Interface dataset entries:

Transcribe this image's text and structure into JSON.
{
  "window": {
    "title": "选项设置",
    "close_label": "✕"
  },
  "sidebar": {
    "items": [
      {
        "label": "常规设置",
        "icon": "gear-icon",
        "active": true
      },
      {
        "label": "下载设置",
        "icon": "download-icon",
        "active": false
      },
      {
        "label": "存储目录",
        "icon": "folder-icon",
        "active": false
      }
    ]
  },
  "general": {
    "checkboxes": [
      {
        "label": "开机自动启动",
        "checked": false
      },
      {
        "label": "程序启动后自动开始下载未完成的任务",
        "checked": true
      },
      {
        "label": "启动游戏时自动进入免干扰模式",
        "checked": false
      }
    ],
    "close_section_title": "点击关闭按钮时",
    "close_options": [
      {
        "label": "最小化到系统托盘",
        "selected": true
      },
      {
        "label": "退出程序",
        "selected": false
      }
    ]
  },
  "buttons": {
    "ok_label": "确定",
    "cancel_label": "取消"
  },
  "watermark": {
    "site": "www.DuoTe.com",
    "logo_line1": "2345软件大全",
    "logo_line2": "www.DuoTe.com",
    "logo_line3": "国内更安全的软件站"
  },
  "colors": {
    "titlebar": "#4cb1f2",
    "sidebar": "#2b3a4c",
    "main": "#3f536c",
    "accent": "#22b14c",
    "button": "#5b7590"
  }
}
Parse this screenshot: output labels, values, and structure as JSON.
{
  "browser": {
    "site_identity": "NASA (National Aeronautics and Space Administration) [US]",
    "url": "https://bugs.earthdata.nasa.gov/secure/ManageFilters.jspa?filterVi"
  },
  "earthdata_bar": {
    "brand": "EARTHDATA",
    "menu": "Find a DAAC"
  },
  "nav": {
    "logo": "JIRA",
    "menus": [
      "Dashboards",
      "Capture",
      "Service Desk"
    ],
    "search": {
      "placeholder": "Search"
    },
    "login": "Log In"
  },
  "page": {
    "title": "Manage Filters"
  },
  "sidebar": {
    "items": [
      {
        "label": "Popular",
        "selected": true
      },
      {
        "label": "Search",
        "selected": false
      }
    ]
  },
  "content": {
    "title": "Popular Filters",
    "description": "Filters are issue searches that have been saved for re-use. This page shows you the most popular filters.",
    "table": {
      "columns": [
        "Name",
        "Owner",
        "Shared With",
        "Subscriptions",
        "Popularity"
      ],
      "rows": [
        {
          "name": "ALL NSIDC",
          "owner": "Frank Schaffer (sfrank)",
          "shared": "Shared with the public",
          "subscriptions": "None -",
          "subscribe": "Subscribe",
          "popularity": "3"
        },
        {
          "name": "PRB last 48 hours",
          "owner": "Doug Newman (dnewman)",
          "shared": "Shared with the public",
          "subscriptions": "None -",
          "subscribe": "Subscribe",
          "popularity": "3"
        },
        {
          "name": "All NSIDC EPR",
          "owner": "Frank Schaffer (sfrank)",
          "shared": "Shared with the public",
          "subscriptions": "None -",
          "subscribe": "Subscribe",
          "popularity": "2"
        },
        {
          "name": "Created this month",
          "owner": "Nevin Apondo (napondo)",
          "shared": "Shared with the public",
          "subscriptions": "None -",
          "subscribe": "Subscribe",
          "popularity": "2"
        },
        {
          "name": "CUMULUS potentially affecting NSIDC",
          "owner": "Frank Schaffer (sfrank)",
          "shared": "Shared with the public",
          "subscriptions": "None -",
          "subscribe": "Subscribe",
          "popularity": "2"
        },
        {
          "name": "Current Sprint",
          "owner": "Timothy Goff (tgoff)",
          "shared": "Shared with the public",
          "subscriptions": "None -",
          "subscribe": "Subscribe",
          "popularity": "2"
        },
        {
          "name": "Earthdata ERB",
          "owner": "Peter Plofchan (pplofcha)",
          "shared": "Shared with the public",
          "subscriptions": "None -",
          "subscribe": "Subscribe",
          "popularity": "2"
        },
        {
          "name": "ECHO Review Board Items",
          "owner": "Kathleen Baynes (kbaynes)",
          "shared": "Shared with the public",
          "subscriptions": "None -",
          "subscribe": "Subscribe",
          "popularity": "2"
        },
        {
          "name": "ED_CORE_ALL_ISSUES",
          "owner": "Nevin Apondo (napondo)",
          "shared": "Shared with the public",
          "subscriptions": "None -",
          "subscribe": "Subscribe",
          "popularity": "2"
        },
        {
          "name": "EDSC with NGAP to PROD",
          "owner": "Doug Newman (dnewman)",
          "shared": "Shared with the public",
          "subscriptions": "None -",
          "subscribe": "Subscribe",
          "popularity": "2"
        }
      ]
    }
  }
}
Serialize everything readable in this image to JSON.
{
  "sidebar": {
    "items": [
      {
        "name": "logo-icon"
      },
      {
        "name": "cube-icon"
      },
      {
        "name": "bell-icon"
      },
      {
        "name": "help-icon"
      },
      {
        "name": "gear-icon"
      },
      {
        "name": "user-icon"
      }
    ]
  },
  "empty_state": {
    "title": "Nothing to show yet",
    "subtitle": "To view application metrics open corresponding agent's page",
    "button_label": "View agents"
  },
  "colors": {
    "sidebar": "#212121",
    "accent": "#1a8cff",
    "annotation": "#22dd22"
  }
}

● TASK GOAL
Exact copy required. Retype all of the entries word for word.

● RESPONSE BOX
Transcribe this image's text and structure into JSON.
{
  "window": {
    "title": "选项设置",
    "close_label": "✕"
  },
  "sidebar": {
    "items": [
      {
        "label": "常规设置",
        "icon": "gear-icon",
        "active": true
      },
      {
        "label": "下载设置",
        "icon": "download-icon",
        "active": false
      },
      {
        "label": "存储目录",
        "icon": "folder-icon",
        "active": false
      }
    ]
  },
  "general": {
    "checkboxes": [
      {
        "label": "开机自动启动",
        "checked": false
      },
      {
        "label": "程序启动后自动开始下载未完成的任务",
        "checked": true
      },
      {
        "label": "启动游戏时自动进入免干扰模式",
        "checked": false
      }
    ],
    "close_section_title": "点击关闭按钮时",
    "close_options": [
      {
        "label": "最小化到系统托盘",
        "selected": true
      },
      {
        "label": "退出程序",
        "selected": false
      }
    ]
  },
  "buttons": {
    "ok_label": "确定",
    "cancel_label": "取消"
  },
  "watermark": {
    "site": "www.DuoTe.com",
    "logo_line1": "2345软件大全",
    "logo_line2": "www.DuoTe.com",
    "logo_line3": "国内更安全的软件站"
  },
  "colors": {
    "titlebar": "#4cb1f2",
    "sidebar": "#2b3a4c",
    "main": "#3f536c",
    "accent": "#22b14c",
    "button": "#5b7590"
  }
}
Parse this screenshot: output labels, values, and structure as JSON.
{
  "browser": {
    "site_identity": "NASA (National Aeronautics and Space Administration) [US]",
    "url": "https://bugs.earthdata.nasa.gov/secure/ManageFilters.jspa?filterVi"
  },
  "earthdata_bar": {
    "brand": "EARTHDATA",
    "menu": "Find a DAAC"
  },
  "nav": {
    "logo": "JIRA",
    "menus": [
      "Dashboards",
      "Capture",
      "Service Desk"
    ],
    "search": {
      "placeholder": "Search"
    },
    "login": "Log In"
  },
  "page": {
    "title": "Manage Filters"
  },
  "sidebar": {
    "items": [
      {
        "label": "Popular",
        "selected": true
      },
      {
        "label": "Search",
        "selected": false
      }
    ]
  },
  "content": {
    "title": "Popular Filters",
    "description": "Filters are issue searches that have been saved for re-use. This page shows you the most popular filters.",
    "table": {
      "columns": [
        "Name",
        "Owner",
        "Shared With",
        "Subscriptions",
        "Popularity"
      ],
      "rows": [
        {
          "name": "ALL NSIDC",
          "owner": "Frank Schaffer (sfrank)",
          "shared": "Shared with the public",
          "subscriptions": "None -",
          "subscribe": "Subscribe",
          "popularity": "3"
        },
        {
          "name": "PRB last 48 hours",
          "owner": "Doug Newman (dnewman)",
          "shared": "Shared with the public",
          "subscriptions": "None -",
          "subscribe": "Subscribe",
          "popularity": "3"
        },
        {
          "name": "All NSIDC EPR",
          "owner": "Frank Schaffer (sfrank)",
          "shared": "Shared with the public",
          "subscriptions": "None -",
          "subscribe": "Subscribe",
          "popularity": "2"
        },
        {
          "name": "Created this month",
          "owner": "Nevin Apondo (napondo)",
          "shared": "Shared with the public",
          "subscriptions": "None -",
          "subscribe": "Subscribe",
          "popularity": "2"
        },
        {
          "name": "CUMULUS potentially affecting NSIDC",
          "owner": "Frank Schaffer (sfrank)",
          "shared": "Shared with the public",
          "subscriptions": "None -",
          "subscribe": "Subscribe",
          "popularity": "2"
        },
        {
          "name": "Current Sprint",
          "owner": "Timothy Goff (tgoff)",
          "shared": "Shared with the public",
          "subscriptions": "None -",
          "subscribe": "Subscribe",
          "popularity": "2"
        },
        {
          "name": "Earthdata ERB",
          "owner": "Peter Plofchan (pplofcha)",
          "shared": "Shared with the public",
          "subscriptions": "None -",
          "subscribe": "Subscribe",
          "popularity": "2"
        },
        {
          "name": "ECHO Review Board Items",
          "owner": "Kathleen Baynes (kbaynes)",
          "shared": "Shared with the public",
          "subscriptions": "None -",
          "subscribe": "Subscribe",
          "popularity": "2"
        },
        {
          "name": "ED_CORE_ALL_ISSUES",
          "owner": "Nevin Apondo (napondo)",
          "shared": "Shared with the public",
          "subscriptions": "None -",
          "subscribe": "Subscribe",
          "popularity": "2"
        },
        {
          "name": "EDSC with NGAP to PROD",
          "owner": "Doug Newman (dnewman)",
          "shared": "Shared with the public",
          "subscriptions": "None -",
          "subscribe": "Subscribe",
          "popularity": "2"
        }
      ]
    }
  }
}
Serialize everything readable in this image to JSON.
{
  "sidebar": {
    "items": [
      {
        "name": "logo-icon"
      },
      {
        "name": "cube-icon"
      },
      {
        "name": "bell-icon"
      },
      {
        "name": "help-icon"
      },
      {
        "name": "gear-icon"
      },
      {
        "name": "user-icon"
      }
    ]
  },
  "empty_state": {
    "title": "Nothing to show yet",
    "subtitle": "To view application metrics open corresponding agent's page",
    "button_label": "View agents"
  },
  "colors": {
    "sidebar": "#212121",
    "accent": "#1a8cff",
    "annotation": "#22dd22"
  }
}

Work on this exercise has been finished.